- Mr Nyoro is among politicians who accuse Dr Kibicho of being used to frustrate those in Jubilee supporting DP Ruto.
- The handshake Mr Kenyatta had with his former arch-rival has blurred the line between the opposition and the government.
The political truce between President Uhuru Kenyatta and ODM leader Raila Odinga in early 2018 continues to gift the country with ‘opposition’ from the unlikeliest of quarters.
With the clock fast ticking toward the next General Election, more voices from within the ruling Jubilee Party are becoming bolder to directly take on Mr Kenyatta and his regime in what signals both the setting in of lame-duck syndrome and realignments.
On Friday night, and following the incarceration of Gatundu South MP Moses Kuria at the Kilimani Police Station in Nairobi, Kandara MP Alice Wahome, in the company of her colleagues, in a brief address to reporters before they were violently dispersed by the police, declared that the country was sliding back to the dark repressive days of the Kanu regime.
“Unless we are careful, we are going back to the old days of a police state,” she said.

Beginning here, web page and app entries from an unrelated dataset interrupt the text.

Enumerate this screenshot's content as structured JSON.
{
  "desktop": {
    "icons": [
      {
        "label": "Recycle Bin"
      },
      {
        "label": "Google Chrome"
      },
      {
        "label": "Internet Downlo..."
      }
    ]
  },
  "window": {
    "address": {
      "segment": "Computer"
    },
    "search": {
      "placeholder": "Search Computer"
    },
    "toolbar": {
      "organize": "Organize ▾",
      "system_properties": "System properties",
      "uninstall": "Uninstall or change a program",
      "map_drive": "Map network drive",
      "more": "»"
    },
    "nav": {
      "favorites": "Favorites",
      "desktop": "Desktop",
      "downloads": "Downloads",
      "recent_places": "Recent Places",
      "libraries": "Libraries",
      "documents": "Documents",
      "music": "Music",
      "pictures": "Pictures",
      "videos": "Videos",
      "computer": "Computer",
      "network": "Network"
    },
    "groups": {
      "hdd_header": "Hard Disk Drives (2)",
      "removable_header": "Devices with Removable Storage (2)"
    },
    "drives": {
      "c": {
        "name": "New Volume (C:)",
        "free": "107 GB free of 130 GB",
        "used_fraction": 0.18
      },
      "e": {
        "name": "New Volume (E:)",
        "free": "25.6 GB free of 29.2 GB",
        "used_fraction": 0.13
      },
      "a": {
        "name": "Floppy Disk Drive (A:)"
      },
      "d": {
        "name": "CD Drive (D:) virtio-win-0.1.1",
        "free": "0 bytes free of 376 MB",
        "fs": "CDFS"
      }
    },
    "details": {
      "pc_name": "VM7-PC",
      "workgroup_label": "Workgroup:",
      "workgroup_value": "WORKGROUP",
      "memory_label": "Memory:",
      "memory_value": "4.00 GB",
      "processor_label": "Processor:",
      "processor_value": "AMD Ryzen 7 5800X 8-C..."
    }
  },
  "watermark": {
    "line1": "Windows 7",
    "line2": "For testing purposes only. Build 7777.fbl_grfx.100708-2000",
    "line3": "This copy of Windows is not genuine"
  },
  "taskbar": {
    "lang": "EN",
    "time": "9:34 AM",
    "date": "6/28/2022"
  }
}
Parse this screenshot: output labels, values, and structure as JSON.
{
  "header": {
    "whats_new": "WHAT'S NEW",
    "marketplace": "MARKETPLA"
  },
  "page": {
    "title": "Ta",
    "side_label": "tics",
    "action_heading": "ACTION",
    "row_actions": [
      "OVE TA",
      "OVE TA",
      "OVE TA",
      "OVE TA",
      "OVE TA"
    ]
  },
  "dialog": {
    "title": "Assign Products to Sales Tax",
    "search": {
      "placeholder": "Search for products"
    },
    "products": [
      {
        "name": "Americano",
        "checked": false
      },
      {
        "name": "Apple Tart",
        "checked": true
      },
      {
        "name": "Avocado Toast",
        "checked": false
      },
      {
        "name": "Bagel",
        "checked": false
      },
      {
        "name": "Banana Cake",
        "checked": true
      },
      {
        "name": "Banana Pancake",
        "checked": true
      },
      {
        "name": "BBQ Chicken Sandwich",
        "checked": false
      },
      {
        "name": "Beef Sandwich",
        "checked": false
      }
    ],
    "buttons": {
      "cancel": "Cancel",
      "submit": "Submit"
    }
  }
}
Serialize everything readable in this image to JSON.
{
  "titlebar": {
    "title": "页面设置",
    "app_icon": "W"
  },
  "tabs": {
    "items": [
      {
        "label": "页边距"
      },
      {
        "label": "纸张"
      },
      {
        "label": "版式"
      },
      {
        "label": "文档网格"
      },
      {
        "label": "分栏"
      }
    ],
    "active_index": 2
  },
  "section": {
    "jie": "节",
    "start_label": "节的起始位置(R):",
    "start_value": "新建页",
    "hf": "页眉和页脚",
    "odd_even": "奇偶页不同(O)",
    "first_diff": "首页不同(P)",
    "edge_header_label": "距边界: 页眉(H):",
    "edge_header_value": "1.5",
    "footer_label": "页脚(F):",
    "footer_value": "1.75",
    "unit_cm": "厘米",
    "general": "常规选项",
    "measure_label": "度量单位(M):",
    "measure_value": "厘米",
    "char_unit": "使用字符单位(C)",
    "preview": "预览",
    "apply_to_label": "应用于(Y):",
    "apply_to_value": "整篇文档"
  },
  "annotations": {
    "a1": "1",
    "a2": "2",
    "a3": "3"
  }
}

This and other sentiments from sections of the majority party are no ordinary developments, given Ms Wahome hails from President Kenyatta’s own Mt Kenya backyard.
In fact, someone who left the country before the 2017 General Election would be forgiven for assuming that these are members of ODM — the party at the heart of opposition politics for 15 years now.
“Kenya does not belong to a few monarchies. It belongs to all of us. The high and the lowly, dynasties and sons of nobodies,” Kiharu MP Ndindi Nyoro said in reference to the perceived isolation of Deputy President Willian Ruto by the deep state.
Mr Nyoro is among those who strongly feel that Mr Kenyatta appears to be going back on his promise to support his deputy for the top seat in the next polls.
“While heaping all the blame on Dr Karanja Kibicho, the Interior principal secretary, what Mr Nyoro and others in the Ruto group shy away from acknowledging is that however powerful he is, the PS is still a mere public servant who could hardly have the freedom to run his own political agenda.
If he is doing all that he is accused of, it would only be as a mere functionary serving the interests of a higher authority,” political commentator Macharia Gaitho notes.
Mr Nyoro is among politicians who accuse Dr Kibicho of being used to frustrate those in Jubilee supporting DP Ruto.
But analysts are quick to point out that while the handshake may have created a vacuum in the opposition, with a weak civil society following a brutal crackdown by Mr Kenyatta’s regime ahead of the 2017 polls not helping the matters, what most of the renegade Jubilee politicians are engaging in are acts of self-preservation.
“Of course with a dead civil society they have to come out and speak for themselves. And the imminent retirement of President Kenyatta is also a factor; they feel they may not need his endorsement in the next polls to secure seats and hence can challenge his authority.
However, this does not qualify them as the opposition. If they resigned from their positions to hold the government to account, I would take them seriously,” argues Tom Mboya, political science lecturer at Maseno University.
The don says even the media was not spared in the assault against civil liberties.
Senate Majority Leader Kipchumba Murkomen, a close ally of the DP, has been one of the most vocal whenever he disagrees with actions by their own government.